Despite the disruption, trade in the Baraholka increased by 9 per cent in 2014, as consumers continued to rely on it for affordable goods during times of economic stagnation (Esenkulova 2015[9]).

Local authorities have, to a certain extent, succeeded in civilising baraholkas. Since January 2013, traders have been required to register as individual’noe predprinimatel’stvo, or an IP (which is the equivalent to a LLC), and are accordingly obliged to pay taxes on 6 per cent of generated revenue, as well as social security contributions, at six monthly intervals. Authorities also attempted to require the use POI (point of sale) terminals by 2017, but were forced to delay this initiative due to the absence of Internet in most bazaars.

Notwithstanding state-led efforts to modernise the Baraholka’s infrastructure and eliminate open-air trade, baraholkas in general and Almaty’s Baraholka in particular will continue to exist given their importance in job creation, supply chains and in providing an affordable retail outlet for consumers. Kazakhstan’s ‘formal’ economy is not as yet conducive to small business creation. Reducing the Baraholkas requires institutional reforms to the formal sector: individuals will continue to opt for informal employment in Baraholka as long formal sector opportunities are less attractive. Despite the stigmatisation of Almaty’s Baraholka, and all of Kazakhstan’s baraholkas, they will endure.


  1. Agency of Statistics of Kazakhstan. 2014. ‘Kolichestvo Torgovykh Rynkov.’
  2. Kaminski, B. and Mitra, S. 2012. Borderless Bazaars and Regional Integration in Central Asia: Emerging Patterns of Trade and Cross-Border Cooperation. Washington, DC: The World Bank.
  3. Kazakhstan, 2013,
  4. Agency of Statistics of Kazakhstan. 2014. ‘Kolichestvo Torgovykh Rynkov.’
  5. 2015. ‘K mayu v Almaty polnost’yu snesut baraholku’, 3 May,
  6. Rutkowski, J. 2011. ‘Promoting Formal Employment in Kazakhstan’, The World Bank, May 15,
  7. ‘Hesmotrya ni na shto, my budem navodit’ na barakholke poryadok – Esimov’, 2013,,
  8. Mutalipov, D. and Ashimzhanov, Ya. 2015. ‘Novaya Barakholka v Almaty zarabotaet na sledyuoshchei needle’, 7 April,
  9. Esenkulova, R. 2015. ‘Eshe 20 rynkov snesut v Almaty v 2015 godu’, Tengrinews, 19 February,

Further Reading

  1. 2014. ‘Dariga Nazarbaeva uznala pro Almatinskuyu Barakholku’, 22 January,
  2. Kaminski, B. and Mitra, S. 2010. Skeins of Silk: Borderless Bazaars and Border Trade in Central Asia.
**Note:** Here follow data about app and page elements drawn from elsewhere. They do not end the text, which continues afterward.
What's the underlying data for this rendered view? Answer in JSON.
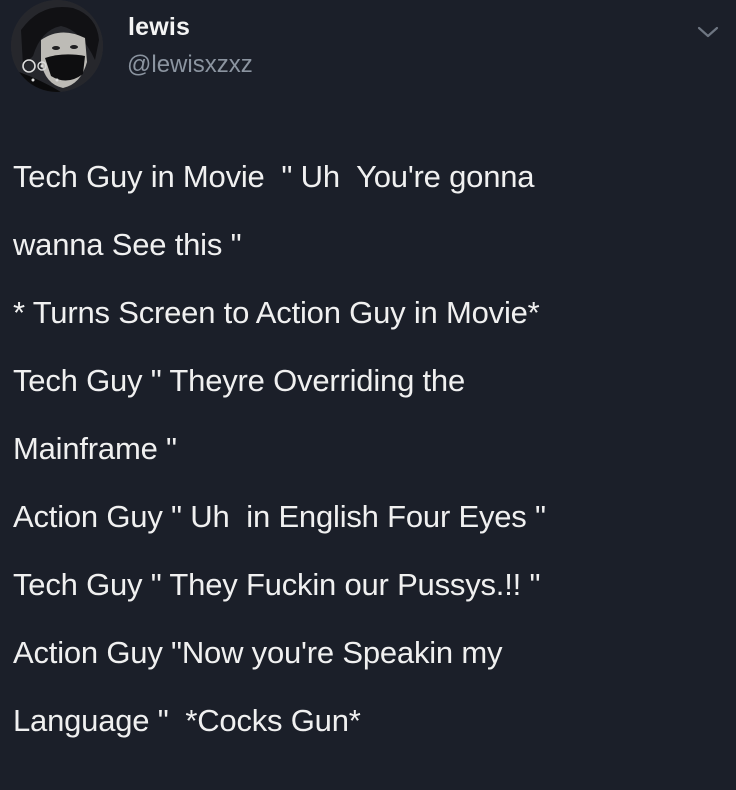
{
  "user": {
    "display_name": "lewis",
    "handle": "@lewisxzxz"
  },
  "icons": {
    "avatar": "profile-avatar",
    "menu": "chevron-down-icon"
  },
  "colors": {
    "background": "#1b1f29",
    "text": "#f0f0f0",
    "handle": "#8b94a0"
  },
  "tweet": {
    "lines": [
      "Tech Guy in Movie  \" Uh  You're gonna",
      "wanna See this \"",
      "* Turns Screen to Action Guy in Movie*",
      "Tech Guy \" Theyre Overriding the",
      "Mainframe \"",
      "Action Guy \" Uh  in English Four Eyes \"",
      "Tech Guy \" They Fuckin our Pussys.!! \"",
      "Action Guy \"Now you're Speakin my",
      "Language \"  *Cocks Gun*"
    ]
  }
}
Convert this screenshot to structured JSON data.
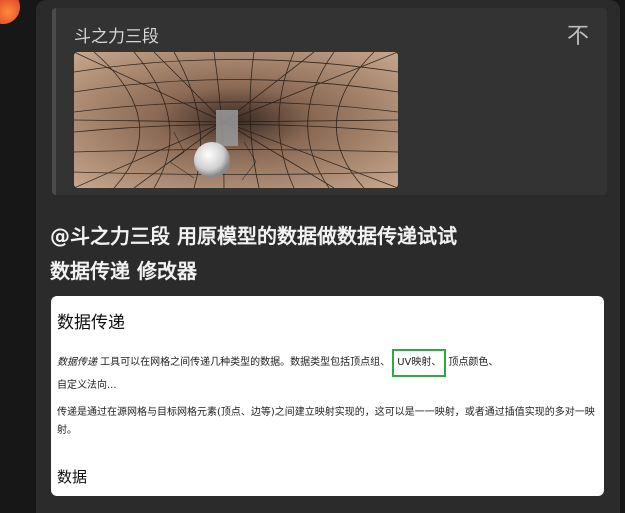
{
  "quote": {
    "author": "斗之力三段",
    "collapse_icon": "不",
    "image_alt": "wireframe-mesh-with-sphere"
  },
  "post": {
    "line1": "@斗之力三段 用原模型的数据做数据传递试试",
    "line2": "数据传递 修改器"
  },
  "doc": {
    "title": "数据传递",
    "p1_em": "数据传递",
    "p1_a": " 工具可以在网格之间传递几种类型的数据。数据类型包括顶点组、",
    "p1_uv": "UV映射、",
    "p1_b": "顶点颜色、",
    "p1_c": "自定义法向...",
    "p2": "传递是通过在源网格与目标网格元素(顶点、边等)之间建立映射实现的，这可以是一一映射，或者通过插值实现的多对一映射。",
    "subheading": "数据"
  },
  "colors": {
    "highlight": "#2eaa3f",
    "background": "#171717",
    "card": "#2b2b2b"
  }
}
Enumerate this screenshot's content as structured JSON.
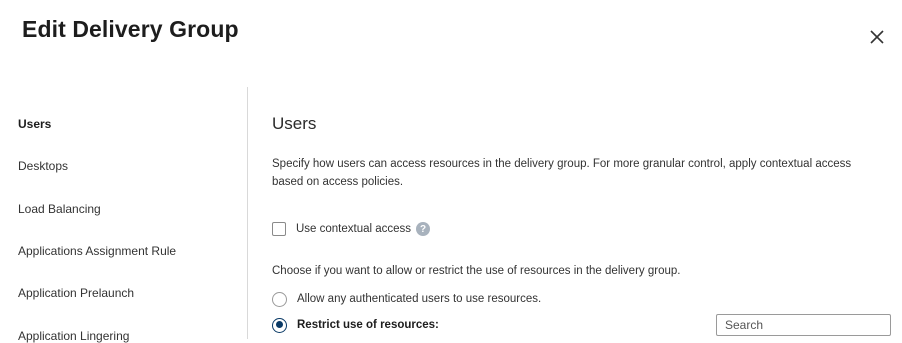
{
  "dialog": {
    "title": "Edit Delivery Group",
    "close_icon": "close-icon"
  },
  "sidebar": {
    "items": [
      {
        "label": "Users",
        "active": true
      },
      {
        "label": "Desktops",
        "active": false
      },
      {
        "label": "Load Balancing",
        "active": false
      },
      {
        "label": "Applications Assignment Rule",
        "active": false
      },
      {
        "label": "Application Prelaunch",
        "active": false
      },
      {
        "label": "Application Lingering",
        "active": false
      }
    ]
  },
  "main": {
    "section_title": "Users",
    "description": "Specify how users can access resources in the delivery group. For more granular control, apply contextual access based on access policies.",
    "contextual_access": {
      "label": "Use contextual access",
      "checked": false,
      "help_icon": "help-icon"
    },
    "choose_text": "Choose if you want to allow or restrict the use of resources in the delivery group.",
    "radio_options": [
      {
        "label": "Allow any authenticated users to use resources.",
        "checked": false
      },
      {
        "label": "Restrict use of resources:",
        "checked": true
      }
    ],
    "search": {
      "placeholder": "Search",
      "value": ""
    }
  },
  "colors": {
    "accent": "#0a3a66",
    "divider": "#d9d9d9",
    "help_icon_bg": "#a8b2bd"
  }
}
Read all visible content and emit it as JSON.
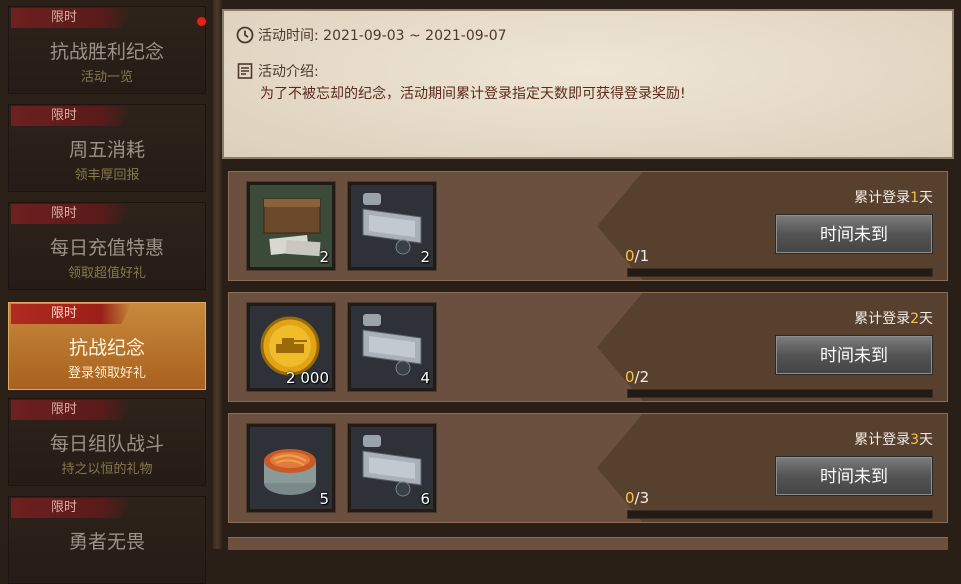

Washington, DC: The World Bank.
  3. Kuehnast, K. and Dudwick, N. 2004. Better a Hundred Friends than a Hundred Rubles? Washington, DC: The World Bank.
  4. Myagchilova, A. 2012. ‘Est’ li v Kyrgyzstane jelanie borot’sya s korruptsiei?’
  5. ‘O Strategicheskom plane Ministerstva ekonomiki i biodjetnogo planirovania Respubliki
  6. Kazakhstana na 2014-2018 gody’, Ministerstvo Ekonomiki I Biudgetogo Planirovaniya Respubliki
  7. Roberts, S.R. ‘Waiting for Uyghurstan’,
  8. Spector, R. 2008. ‘Bazaar Politics: the Fate of Marketplaces in Kazakhstan’, Problems of Post-Communism, 55 (6): 42-53
  9. ‘V Almaty torgu’iushchikh na barakholke predlagaiut sdelat’ sobstvennikami novykh rynkov,’ 2014,,